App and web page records
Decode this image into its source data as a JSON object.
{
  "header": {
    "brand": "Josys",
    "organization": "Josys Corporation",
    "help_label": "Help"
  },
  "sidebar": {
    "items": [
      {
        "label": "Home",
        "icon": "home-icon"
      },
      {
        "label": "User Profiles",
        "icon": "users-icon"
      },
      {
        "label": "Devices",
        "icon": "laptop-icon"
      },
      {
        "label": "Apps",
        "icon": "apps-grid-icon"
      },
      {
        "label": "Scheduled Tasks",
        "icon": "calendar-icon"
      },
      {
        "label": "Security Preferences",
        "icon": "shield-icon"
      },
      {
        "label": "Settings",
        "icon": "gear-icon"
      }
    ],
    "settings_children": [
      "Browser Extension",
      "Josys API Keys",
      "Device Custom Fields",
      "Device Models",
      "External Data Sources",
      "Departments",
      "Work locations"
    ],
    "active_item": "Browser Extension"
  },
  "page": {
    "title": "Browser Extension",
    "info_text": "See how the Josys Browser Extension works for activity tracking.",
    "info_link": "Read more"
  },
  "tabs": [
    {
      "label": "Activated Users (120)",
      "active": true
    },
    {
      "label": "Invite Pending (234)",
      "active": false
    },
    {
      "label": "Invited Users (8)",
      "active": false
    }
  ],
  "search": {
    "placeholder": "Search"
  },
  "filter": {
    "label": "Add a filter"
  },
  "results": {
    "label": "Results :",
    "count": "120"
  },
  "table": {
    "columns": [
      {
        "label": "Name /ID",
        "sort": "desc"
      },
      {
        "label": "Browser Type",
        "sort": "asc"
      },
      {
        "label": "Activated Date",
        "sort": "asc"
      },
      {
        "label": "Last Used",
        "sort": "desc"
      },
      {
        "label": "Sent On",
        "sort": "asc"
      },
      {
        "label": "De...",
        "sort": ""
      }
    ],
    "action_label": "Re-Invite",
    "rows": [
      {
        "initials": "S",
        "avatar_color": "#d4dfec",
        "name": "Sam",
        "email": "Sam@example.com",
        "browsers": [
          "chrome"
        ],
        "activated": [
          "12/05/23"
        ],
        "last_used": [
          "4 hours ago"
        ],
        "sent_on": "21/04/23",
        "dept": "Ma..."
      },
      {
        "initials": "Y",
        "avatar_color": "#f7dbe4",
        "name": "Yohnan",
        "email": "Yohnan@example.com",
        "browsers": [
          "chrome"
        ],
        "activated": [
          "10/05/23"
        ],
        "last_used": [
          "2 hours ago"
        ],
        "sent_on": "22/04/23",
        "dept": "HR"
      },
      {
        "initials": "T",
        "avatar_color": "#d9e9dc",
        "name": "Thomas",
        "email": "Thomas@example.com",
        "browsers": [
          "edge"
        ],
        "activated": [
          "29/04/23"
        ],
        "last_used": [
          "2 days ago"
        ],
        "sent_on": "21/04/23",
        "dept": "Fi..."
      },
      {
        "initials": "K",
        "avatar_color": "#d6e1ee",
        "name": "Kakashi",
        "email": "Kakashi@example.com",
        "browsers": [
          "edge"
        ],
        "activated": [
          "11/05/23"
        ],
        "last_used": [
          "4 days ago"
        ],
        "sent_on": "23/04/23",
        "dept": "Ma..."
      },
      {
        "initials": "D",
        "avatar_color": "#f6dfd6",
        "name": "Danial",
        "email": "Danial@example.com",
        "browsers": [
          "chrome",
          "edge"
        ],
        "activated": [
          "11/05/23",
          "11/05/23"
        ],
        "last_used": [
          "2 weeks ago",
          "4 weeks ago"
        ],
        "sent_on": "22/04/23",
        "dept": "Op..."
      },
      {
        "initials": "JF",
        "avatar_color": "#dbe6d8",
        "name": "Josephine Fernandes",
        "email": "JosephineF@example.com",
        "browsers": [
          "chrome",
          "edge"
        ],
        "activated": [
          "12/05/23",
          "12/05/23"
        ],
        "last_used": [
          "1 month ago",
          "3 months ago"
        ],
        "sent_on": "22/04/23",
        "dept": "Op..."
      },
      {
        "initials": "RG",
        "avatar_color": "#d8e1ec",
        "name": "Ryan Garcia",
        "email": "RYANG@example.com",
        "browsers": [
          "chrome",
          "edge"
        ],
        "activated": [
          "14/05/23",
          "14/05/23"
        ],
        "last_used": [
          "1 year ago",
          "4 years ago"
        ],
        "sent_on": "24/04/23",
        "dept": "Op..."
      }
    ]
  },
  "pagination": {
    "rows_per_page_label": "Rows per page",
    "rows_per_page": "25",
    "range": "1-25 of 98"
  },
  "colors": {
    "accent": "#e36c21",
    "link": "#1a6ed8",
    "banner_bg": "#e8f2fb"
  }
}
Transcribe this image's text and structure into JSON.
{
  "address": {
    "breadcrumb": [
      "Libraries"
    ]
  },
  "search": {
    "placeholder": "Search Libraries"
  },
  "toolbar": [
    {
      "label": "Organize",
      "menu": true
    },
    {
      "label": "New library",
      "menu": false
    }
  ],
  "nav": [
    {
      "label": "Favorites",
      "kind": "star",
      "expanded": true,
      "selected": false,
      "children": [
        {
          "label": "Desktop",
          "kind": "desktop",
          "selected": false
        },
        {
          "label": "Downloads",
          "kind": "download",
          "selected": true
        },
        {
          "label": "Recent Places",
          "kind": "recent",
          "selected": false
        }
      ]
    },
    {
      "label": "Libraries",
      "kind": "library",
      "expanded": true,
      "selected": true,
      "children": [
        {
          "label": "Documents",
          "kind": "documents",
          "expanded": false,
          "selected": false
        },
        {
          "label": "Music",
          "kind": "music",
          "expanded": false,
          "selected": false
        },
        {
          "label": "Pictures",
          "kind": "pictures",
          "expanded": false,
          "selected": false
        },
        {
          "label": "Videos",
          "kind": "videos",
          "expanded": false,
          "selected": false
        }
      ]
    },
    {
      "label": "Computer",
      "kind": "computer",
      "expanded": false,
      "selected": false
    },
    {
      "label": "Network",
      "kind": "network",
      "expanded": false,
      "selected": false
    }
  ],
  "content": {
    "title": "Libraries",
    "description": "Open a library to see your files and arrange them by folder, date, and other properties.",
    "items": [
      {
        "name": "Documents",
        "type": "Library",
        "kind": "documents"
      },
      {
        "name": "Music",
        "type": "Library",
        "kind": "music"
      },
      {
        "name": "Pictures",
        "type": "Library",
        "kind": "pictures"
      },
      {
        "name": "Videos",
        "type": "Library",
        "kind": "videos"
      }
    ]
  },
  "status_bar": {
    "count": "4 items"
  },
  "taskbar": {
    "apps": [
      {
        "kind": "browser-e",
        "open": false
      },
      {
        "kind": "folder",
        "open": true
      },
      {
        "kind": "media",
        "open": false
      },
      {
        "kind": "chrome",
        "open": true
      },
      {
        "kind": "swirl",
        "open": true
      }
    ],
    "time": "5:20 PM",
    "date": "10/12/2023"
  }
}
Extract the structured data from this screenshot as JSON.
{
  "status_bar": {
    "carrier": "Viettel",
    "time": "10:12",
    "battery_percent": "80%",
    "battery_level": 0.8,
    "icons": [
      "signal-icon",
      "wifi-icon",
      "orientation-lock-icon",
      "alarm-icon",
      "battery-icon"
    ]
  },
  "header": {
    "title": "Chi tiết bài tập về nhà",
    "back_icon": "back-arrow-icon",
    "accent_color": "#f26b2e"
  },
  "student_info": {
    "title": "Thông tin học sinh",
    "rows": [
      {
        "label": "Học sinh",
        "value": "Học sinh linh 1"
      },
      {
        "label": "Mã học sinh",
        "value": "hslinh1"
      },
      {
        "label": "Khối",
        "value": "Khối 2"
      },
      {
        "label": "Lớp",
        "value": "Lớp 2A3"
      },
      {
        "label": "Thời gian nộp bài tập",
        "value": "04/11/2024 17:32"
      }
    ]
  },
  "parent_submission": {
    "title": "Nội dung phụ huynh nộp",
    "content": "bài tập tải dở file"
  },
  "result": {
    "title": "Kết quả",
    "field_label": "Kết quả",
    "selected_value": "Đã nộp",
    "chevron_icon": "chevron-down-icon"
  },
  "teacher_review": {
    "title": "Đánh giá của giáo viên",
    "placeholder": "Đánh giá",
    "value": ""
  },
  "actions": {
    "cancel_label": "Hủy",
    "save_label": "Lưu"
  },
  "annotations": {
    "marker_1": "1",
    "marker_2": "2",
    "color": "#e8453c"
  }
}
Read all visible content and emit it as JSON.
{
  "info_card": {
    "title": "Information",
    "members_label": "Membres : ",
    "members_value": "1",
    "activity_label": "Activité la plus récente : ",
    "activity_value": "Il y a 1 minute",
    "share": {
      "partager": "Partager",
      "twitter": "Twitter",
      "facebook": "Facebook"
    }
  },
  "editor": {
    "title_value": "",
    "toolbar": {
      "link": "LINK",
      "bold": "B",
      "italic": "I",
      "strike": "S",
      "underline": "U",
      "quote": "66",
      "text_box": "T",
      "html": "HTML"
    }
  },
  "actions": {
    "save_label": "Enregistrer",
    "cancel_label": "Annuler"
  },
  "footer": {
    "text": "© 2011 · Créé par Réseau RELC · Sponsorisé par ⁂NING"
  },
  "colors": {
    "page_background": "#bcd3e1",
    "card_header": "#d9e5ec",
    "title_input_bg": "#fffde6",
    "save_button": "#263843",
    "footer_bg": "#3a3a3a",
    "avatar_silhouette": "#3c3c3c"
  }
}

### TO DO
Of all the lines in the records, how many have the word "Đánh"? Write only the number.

### OUTPUT BELOW
2